Given records START

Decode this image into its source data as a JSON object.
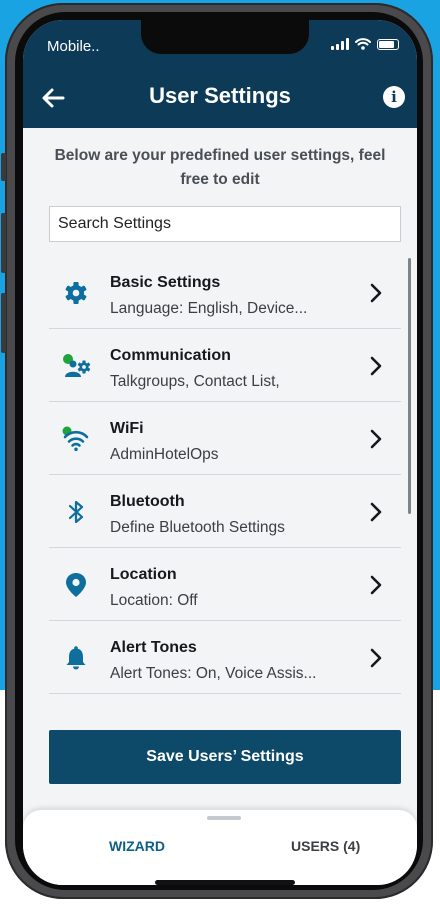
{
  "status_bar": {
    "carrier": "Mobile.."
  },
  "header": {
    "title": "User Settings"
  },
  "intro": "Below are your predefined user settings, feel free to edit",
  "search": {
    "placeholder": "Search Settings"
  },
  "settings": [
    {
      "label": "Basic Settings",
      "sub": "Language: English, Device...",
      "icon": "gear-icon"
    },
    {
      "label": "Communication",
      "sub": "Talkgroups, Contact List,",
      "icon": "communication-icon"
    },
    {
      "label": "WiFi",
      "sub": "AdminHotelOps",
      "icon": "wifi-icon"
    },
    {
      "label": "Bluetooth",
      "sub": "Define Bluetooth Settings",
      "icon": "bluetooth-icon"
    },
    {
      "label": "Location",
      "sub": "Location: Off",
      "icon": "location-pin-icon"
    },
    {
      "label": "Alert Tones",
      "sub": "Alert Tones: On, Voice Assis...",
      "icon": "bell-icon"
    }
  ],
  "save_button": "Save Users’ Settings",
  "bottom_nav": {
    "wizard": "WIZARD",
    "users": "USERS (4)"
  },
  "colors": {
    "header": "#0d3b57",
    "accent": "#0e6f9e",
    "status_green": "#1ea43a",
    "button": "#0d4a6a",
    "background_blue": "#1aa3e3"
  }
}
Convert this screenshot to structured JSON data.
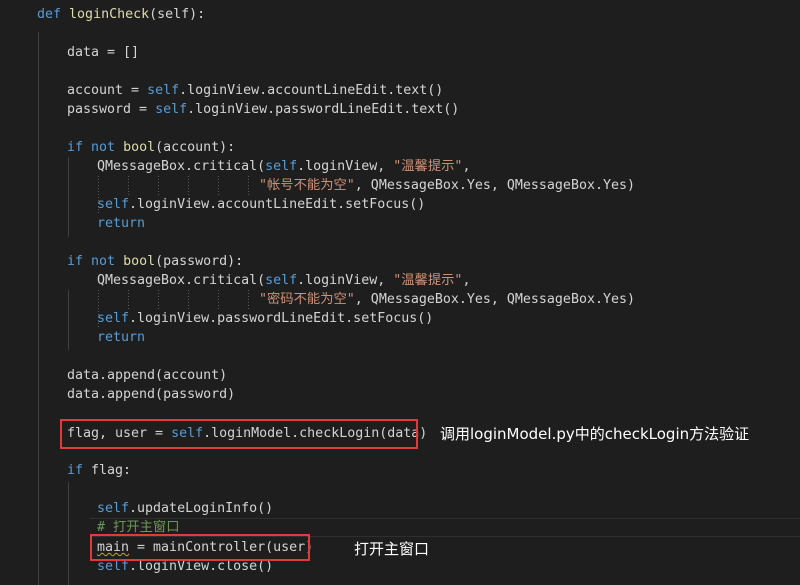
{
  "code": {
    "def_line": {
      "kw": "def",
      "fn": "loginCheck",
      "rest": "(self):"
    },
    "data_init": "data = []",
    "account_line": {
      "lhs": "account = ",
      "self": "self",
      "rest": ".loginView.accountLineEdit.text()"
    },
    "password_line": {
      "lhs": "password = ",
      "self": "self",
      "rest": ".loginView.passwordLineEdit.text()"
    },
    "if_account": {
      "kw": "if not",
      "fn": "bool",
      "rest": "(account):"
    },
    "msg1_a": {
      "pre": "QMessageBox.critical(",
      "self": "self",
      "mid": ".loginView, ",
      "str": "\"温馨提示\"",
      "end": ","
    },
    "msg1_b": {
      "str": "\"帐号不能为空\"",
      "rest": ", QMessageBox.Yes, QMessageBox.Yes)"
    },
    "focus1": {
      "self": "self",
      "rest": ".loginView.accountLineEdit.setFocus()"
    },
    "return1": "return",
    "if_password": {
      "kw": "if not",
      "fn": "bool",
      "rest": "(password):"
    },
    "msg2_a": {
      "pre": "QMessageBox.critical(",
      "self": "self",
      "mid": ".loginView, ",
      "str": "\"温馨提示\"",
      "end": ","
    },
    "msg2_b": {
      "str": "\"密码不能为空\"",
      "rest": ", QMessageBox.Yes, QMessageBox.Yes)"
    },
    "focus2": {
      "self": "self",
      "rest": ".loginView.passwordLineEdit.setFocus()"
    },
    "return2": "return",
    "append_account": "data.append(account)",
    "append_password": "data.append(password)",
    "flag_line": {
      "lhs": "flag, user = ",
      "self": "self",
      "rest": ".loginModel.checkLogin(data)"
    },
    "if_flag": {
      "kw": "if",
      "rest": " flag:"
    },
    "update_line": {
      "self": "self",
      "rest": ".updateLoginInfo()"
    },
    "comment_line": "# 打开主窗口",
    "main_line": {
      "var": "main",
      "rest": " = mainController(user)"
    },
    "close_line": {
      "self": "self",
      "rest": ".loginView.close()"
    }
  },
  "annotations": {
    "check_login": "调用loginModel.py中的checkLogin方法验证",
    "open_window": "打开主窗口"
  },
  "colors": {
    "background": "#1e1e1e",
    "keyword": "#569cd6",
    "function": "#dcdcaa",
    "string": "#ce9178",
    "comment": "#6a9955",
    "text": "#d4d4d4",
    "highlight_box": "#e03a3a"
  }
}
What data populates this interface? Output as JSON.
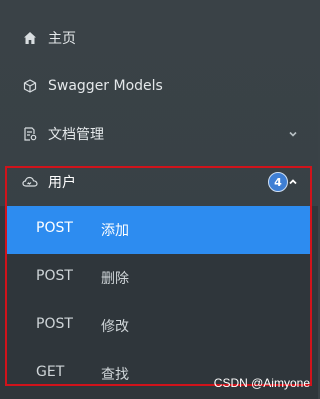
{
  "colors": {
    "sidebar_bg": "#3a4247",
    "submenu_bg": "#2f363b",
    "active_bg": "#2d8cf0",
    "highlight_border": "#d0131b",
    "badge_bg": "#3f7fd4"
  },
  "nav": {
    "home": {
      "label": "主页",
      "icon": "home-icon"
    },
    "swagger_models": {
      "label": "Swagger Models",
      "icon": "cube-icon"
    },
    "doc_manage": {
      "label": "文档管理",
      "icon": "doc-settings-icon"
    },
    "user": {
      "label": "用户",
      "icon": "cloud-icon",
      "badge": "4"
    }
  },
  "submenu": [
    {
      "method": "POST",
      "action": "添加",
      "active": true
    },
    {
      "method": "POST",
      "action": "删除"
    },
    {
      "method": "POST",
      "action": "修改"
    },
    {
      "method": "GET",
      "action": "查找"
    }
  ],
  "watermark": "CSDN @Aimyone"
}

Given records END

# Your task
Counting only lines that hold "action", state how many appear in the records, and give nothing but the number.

# Problem solution
4